County Health Departments can now be added to the list of agencies that Governor Rick Scott has had ranked since the beginning of this year.
News 13 obtained a copy of a report that ranks each County Health Department based on performance.
It shows Bay, Jackson, Liberty, Franklin, Washington, and Calhoun counties are among the lowest performing in the state.
But, News 13's spoke to health officials who didn't seem too concerned.
The State Department of Health and the new Surgeon General call this report a "rough draft." But, this initial report has Bay, Calhoun, Franklin and Liberty counties as 4 of the five lowest ranking health departments in the state.
Scores were determined based on areas like it's impact to community health and the ability to stand up toward natural disasters.
On this draft, Liberty ranks the lowest with 48% out of 100, Franklin with 57%, Calhoun with 61%, and Bay at 70%.
Jackson and Washington counties tie at 76% to round out the bottom 7 counties, state wide.
Only Walton and Gulf counties rank as "good".

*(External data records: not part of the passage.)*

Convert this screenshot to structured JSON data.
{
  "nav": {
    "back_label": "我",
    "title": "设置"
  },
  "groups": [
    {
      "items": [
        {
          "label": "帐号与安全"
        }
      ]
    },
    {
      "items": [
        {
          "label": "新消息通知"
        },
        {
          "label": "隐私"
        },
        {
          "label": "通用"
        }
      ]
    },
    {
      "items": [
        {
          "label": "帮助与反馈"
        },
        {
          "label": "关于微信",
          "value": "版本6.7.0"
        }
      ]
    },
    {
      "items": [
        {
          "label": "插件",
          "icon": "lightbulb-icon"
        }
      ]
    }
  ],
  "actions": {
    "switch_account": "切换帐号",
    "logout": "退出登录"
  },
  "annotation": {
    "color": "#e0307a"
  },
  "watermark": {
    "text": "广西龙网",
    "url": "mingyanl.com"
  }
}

"I think the Governor expects all of the state agencies to be peak performing agencies," said Marsha Lindeman, Administrator of the high ranking Gulf County Health Department.
She also serves as Interim Administrator of the low ranking Franklin County Health Department.

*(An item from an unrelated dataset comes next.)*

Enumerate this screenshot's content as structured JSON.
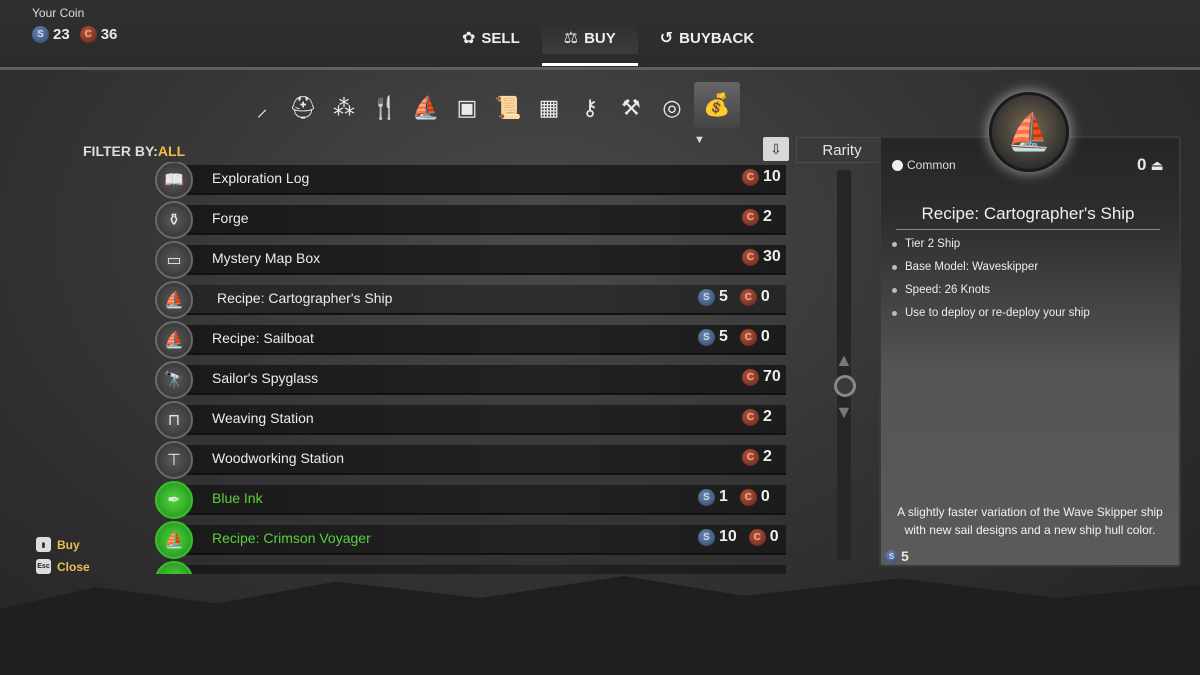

Lindeman sees both sides and calls this initial report a benchmark for county departments to improve, but she admits there are flaws in the system.
"It's a work in progress," she said.
This can be said for other ranking systems produced by the Governor's office.
In January, News 13 talked to Bay District School official, Gena Burgans about the new district ranking system, which is based solely on FCAT performance.
"It doesn't take any variables. It puts everybody on an even playing field and we know that not all districts are on that even playing field," said Burgans.
A survey of State Elections Supervisors was pulled from publication in April after many found it biased and disruptive to the election process.
News 13 spoke to Bay County Supervisor of Elections, Mark Andersen, about this issue this past April.
"Well, if you've got a survey that's flawed and the Secretary of State comes out and says, "Well, it's a great survey, you're at 88 percent." 88 percent? Is that acceptable in an election? Absolutely not," said Andersen.
So, in order to make sure the most accurate information goes into these health department rankings, the State Department of Health initiated a management council. They met for the first time last week.
"There was a lot of conversation about are these the right measures that do reflect the performance and the impact of the health department on its citizens in it's community," said Lindeman.
The target completion date for revising measures and finalizing the ranking process is set for this December.